There's no denying the challenge inherent in picking up such a book as Butterflies: it's not just a call to action: it's a hard-hitting assessment of why society has become so complacent and content to accept 'facts' without thinking and investigating, and it's a book that any thinking American should consider.
For one thing, Butterflies comes from a leading journalist whose focus is on how such a mindset of complacency develops and is nurtured by forces that would stand to benefit from sheep-like obedience and a lack of analytical abilities and critical thinking.
For another, Butterflies documents as much as it presents arguments, supporting its rationales while tackling such wide-ranging issues as sexuality, spirituality, and how an increasingly connected world promises much but often leads its participants away from the direction of true engagement.
What do Bitcoin, individual choice, institutional edicts, fictional approaches, and scientific advancement have to do with personal transformation and an increasingly interconnected world replete with both opportunity and oppression?
Daniel M. Harrison interviewed numerous professionals in the scientific, medical and general academic and commercial fields and harvested their thoughts for Butterflies, blending statistical surveys and studies with discussions of mainstream thinking and its dangers.

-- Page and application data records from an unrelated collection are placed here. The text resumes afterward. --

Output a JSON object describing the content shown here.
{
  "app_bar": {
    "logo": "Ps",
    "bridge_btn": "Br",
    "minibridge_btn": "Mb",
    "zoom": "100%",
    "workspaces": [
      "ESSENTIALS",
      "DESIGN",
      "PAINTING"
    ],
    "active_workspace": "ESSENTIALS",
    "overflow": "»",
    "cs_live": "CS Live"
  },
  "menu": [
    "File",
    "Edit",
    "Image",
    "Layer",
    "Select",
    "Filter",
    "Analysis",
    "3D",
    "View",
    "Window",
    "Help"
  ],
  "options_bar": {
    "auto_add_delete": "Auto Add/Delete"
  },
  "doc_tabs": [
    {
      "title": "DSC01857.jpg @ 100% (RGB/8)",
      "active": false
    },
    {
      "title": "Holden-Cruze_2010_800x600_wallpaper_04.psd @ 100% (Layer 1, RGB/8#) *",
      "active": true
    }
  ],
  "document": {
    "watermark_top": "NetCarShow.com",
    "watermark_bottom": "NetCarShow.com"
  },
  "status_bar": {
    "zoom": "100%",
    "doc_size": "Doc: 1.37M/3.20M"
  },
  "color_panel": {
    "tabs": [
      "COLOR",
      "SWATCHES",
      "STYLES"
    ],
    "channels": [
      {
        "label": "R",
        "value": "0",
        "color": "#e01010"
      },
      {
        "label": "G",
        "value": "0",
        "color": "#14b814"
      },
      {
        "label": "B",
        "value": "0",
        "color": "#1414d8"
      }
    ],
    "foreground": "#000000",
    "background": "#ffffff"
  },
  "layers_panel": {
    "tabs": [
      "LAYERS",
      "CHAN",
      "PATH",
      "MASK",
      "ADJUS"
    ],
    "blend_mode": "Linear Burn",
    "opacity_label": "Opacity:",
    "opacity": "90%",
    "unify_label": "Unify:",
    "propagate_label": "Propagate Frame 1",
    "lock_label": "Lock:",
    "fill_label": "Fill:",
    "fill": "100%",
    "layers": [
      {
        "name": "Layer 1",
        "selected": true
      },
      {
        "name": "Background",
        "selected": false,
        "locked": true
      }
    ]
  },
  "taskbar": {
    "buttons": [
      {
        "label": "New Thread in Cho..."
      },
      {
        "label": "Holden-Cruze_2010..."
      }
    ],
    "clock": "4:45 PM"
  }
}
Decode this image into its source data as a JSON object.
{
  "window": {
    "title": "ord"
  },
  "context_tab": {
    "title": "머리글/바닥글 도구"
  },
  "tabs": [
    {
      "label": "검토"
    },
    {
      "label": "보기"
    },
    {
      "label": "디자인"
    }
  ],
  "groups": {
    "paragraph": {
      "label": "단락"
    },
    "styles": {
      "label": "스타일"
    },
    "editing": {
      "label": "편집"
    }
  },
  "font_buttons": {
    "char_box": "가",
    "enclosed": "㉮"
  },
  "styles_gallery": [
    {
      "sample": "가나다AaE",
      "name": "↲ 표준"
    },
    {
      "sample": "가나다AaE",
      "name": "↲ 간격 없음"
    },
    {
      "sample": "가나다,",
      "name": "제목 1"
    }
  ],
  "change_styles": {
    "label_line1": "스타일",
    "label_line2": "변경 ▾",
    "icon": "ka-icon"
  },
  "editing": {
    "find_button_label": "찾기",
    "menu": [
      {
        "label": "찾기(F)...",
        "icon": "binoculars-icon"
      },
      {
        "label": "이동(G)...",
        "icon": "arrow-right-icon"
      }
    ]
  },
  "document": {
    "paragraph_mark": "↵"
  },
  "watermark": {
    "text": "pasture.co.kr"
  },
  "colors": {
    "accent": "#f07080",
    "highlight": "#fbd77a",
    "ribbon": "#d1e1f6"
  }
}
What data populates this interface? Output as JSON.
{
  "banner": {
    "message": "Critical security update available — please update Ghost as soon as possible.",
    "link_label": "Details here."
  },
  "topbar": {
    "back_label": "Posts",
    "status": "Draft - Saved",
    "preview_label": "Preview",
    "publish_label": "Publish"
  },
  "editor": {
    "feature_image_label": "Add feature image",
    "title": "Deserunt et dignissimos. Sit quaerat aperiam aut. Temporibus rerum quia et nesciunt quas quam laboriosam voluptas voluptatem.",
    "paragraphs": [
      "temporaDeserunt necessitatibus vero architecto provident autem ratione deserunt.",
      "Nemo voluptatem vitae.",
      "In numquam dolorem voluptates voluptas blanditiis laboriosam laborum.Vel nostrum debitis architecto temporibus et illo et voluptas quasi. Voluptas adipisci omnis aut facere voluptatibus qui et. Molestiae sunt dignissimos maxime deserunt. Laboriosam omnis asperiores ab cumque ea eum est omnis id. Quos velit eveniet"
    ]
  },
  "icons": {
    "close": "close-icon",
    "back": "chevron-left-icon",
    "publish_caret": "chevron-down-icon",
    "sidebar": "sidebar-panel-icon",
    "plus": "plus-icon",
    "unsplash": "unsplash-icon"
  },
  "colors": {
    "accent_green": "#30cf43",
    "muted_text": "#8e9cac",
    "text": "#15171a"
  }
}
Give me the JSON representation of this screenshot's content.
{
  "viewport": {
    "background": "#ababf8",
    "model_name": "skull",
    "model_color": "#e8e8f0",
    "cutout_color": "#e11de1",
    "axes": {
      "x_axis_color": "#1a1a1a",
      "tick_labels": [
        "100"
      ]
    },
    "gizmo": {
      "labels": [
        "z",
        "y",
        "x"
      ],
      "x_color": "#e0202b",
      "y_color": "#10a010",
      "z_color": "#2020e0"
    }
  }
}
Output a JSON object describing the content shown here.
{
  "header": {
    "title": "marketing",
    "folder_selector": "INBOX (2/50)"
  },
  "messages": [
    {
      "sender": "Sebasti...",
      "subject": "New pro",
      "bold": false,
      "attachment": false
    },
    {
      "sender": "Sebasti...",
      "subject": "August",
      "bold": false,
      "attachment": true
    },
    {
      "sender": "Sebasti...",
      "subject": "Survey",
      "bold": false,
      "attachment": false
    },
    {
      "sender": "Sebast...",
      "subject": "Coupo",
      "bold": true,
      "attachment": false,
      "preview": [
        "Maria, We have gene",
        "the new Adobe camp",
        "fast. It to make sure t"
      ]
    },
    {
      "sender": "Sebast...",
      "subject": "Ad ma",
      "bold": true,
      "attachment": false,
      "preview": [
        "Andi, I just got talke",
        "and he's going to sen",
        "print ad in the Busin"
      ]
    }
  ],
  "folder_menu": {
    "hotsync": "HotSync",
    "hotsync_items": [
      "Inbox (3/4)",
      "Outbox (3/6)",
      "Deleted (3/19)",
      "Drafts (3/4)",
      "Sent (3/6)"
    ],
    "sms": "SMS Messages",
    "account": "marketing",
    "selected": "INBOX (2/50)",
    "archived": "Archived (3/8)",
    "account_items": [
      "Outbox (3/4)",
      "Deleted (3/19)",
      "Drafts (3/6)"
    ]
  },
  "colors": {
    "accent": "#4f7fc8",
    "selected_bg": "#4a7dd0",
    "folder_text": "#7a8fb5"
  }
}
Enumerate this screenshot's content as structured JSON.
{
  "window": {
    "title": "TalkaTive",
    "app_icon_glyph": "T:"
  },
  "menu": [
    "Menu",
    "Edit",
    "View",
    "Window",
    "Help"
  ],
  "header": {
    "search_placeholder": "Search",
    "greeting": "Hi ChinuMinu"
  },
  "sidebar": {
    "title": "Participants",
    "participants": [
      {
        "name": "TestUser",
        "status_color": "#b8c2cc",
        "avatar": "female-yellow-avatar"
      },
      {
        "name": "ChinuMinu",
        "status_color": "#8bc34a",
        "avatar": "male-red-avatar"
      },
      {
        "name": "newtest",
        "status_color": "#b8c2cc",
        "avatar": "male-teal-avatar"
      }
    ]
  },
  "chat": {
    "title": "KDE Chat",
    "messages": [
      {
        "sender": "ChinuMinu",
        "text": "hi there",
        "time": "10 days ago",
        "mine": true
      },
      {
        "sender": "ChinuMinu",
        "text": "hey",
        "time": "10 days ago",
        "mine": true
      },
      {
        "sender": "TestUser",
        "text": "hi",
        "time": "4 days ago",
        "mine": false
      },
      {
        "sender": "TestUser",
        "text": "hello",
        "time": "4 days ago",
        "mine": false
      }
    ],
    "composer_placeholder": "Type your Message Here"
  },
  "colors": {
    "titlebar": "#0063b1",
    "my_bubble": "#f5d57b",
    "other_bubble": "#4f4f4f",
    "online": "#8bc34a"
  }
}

Don't expect a dull read, either. Harrison packs his account with metaphors, images, and bright discussions of the 'millennial mindset' that make for vivid reading. Perhaps it's his choice of language, which sets aside the usual plodding nature of inquiry in favor of a lively, engaging approach packed with supercharged examples: "…the message that Satoshi was sending that day to the whole market along with his source code for bitcoin’s currency was clear as the bright spring morning that lit up London’s four century old spiral towers as their steeples reflected and then disappeared in the yellow-white sunlit glare of the River Thames. That message went something like this: If there’s a multi-trillion dollar bailout for the plutocracy going on right now, then here is a multi-trillion dollar bailout for the people."
Intellectual? You bet. Packed with hard science and difficult concepts? Absolutely. Tempered by human experience, fictional depictions, and personal accounts? That's one of its points. If journalism's true purpose is to expose fraud, pinpoint evolutionary processes, and challenge readers to think about the bigger picture, then Butterflies is the epitome of this process, and recommended for any who would don wings.
If it's a grounded, less passionate analysis that is desired, move on. Butterflies is for any who would take these expansive worldviews and run with them - even fly. That's its strength - and thus its appeal - to any who would break free from society's comfort-oriented cocoon and soar....Continua